An abnormality in sensory symptoms can be a positive or a negative phenomenon. Numbness is a term used to denote a negative phenomenon, while paresthesia and dysesthesia are the general terms used to denote a positive phenomenon. Demonstration of numbness upon physical examination indicates that there is damage in at least half of the structure of the peripheral nerve innervating a site or region. Paresthesia refers to tingling or pins-and-needles sensation, whereas dysesthesia generally refers to all types of abnormal sensations whether a stimulus is present or not. Positive phenomena result from an excessive activity in the peripheral or central sensory pathway, and these are not necessarily associated with loss of sensation.
Primary sensation components include pain, thermal sensation, touch, vibration, and joint position. Other terms used for specific sensory abnormalities with negative phenomena are hypesthesia, anesthesia, and hypalgesia or analgesia. Hypesthesia refers to the reduction of pressure, light touch, and warm or cold temperature. Anesthesia refers to the absence of pressure, light touch, warm or cold temperature, and pinprick cutaneous sensation. Hypalgesia or analgesia refers to the reduced or absence of pain perception.
A lot of nerves innervate different parts of the body. Compression or irritation of a branch of a nerve innervating the hands may cause hand numbness. The same is true with the branch of a nerve innervating other regions of the body.

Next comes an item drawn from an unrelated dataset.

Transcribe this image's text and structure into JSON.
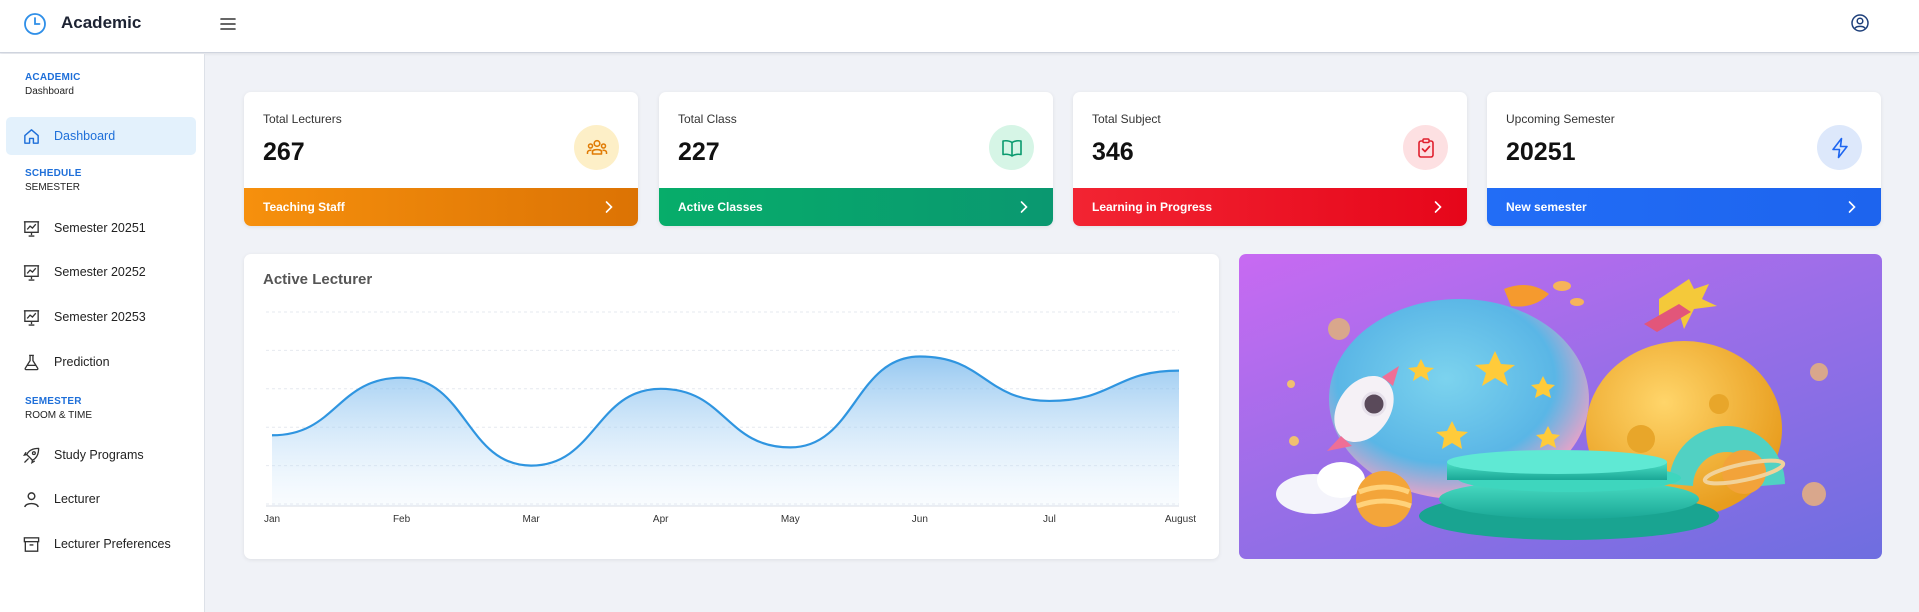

This condition is generally harmless, but it may occasionally be life threatening. It can be caused by injury to the nerve by trauma, infection, or pressure from tumors or enlarged blood vessels, as well as by certain medications, radiation therapy, and lack of vitamin B12. Medical conditions that cause numbness include diabetes mellitus, multiple sclerosis, carpal tunnel syndrome, migraines, seizures, and stroke. What is important for an individual with this condition is to know when to consult a doctor. If it begins suddenly, involves an entire upper or lower extremity, follows a recent head trauma, or is accompanied with weakness, paralysis, confusion, dizziness, difficulty in talking, sudden or severe headaches, medical care should be sought immediately.